(Items listed in a dataset)
* * *

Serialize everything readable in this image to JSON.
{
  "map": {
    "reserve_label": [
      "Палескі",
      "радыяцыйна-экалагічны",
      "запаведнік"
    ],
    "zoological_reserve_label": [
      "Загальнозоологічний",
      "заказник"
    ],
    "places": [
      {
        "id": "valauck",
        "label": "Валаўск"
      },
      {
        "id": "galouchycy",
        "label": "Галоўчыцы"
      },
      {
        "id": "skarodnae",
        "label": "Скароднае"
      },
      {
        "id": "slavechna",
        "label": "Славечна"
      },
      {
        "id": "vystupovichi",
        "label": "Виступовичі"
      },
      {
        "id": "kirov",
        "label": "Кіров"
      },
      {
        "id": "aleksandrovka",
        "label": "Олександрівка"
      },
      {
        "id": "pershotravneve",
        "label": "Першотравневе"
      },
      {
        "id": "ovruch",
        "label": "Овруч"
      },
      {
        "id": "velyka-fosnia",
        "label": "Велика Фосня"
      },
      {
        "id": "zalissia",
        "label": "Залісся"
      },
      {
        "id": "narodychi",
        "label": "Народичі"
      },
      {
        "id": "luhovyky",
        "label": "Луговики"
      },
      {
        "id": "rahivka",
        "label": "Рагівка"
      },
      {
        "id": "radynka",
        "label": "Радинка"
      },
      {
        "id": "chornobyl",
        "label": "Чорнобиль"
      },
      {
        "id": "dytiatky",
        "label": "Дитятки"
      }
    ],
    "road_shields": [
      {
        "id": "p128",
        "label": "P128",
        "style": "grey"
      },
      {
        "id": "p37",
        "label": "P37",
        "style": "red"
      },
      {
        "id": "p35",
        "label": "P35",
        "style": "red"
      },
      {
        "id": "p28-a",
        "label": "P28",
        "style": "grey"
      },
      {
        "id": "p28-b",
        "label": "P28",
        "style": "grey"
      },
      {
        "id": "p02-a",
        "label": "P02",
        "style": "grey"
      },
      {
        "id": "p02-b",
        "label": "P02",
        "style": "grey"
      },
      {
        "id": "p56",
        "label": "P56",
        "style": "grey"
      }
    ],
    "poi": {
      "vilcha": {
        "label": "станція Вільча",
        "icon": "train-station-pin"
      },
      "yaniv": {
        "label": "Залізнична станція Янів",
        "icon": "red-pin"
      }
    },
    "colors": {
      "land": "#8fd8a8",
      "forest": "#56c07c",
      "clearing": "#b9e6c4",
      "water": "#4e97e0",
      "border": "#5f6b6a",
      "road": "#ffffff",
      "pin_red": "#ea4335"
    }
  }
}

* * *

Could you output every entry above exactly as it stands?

Serialize everything readable in this image to JSON.
{
  "map": {
    "reserve_label": [
      "Палескі",
      "радыяцыйна-экалагічны",
      "запаведнік"
    ],
    "zoological_reserve_label": [
      "Загальнозоологічний",
      "заказник"
    ],
    "places": [
      {
        "id": "valauck",
        "label": "Валаўск"
      },
      {
        "id": "galouchycy",
        "label": "Галоўчыцы"
      },
      {
        "id": "skarodnae",
        "label": "Скароднае"
      },
      {
        "id": "slavechna",
        "label": "Славечна"
      },
      {
        "id": "vystupovichi",
        "label": "Виступовичі"
      },
      {
        "id": "kirov",
        "label": "Кіров"
      },
      {
        "id": "aleksandrovka",
        "label": "Олександрівка"
      },
      {
        "id": "pershotravneve",
        "label": "Першотравневе"
      },
      {
        "id": "ovruch",
        "label": "Овруч"
      },
      {
        "id": "velyka-fosnia",
        "label": "Велика Фосня"
      },
      {
        "id": "zalissia",
        "label": "Залісся"
      },
      {
        "id": "narodychi",
        "label": "Народичі"
      },
      {
        "id": "luhovyky",
        "label": "Луговики"
      },
      {
        "id": "rahivka",
        "label": "Рагівка"
      },
      {
        "id": "radynka",
        "label": "Радинка"
      },
      {
        "id": "chornobyl",
        "label": "Чорнобиль"
      },
      {
        "id": "dytiatky",
        "label": "Дитятки"
      }
    ],
    "road_shields": [
      {
        "id": "p128",
        "label": "P128",
        "style": "grey"
      },
      {
        "id": "p37",
        "label": "P37",
        "style": "red"
      },
      {
        "id": "p35",
        "label": "P35",
        "style": "red"
      },
      {
        "id": "p28-a",
        "label": "P28",
        "style": "grey"
      },
      {
        "id": "p28-b",
        "label": "P28",
        "style": "grey"
      },
      {
        "id": "p02-a",
        "label": "P02",
        "style": "grey"
      },
      {
        "id": "p02-b",
        "label": "P02",
        "style": "grey"
      },
      {
        "id": "p56",
        "label": "P56",
        "style": "grey"
      }
    ],
    "poi": {
      "vilcha": {
        "label": "станція Вільча",
        "icon": "train-station-pin"
      },
      "yaniv": {
        "label": "Залізнична станція Янів",
        "icon": "red-pin"
      }
    },
    "colors": {
      "land": "#8fd8a8",
      "forest": "#56c07c",
      "clearing": "#b9e6c4",
      "water": "#4e97e0",
      "border": "#5f6b6a",
      "road": "#ffffff",
      "pin_red": "#ea4335"
    }
  }
}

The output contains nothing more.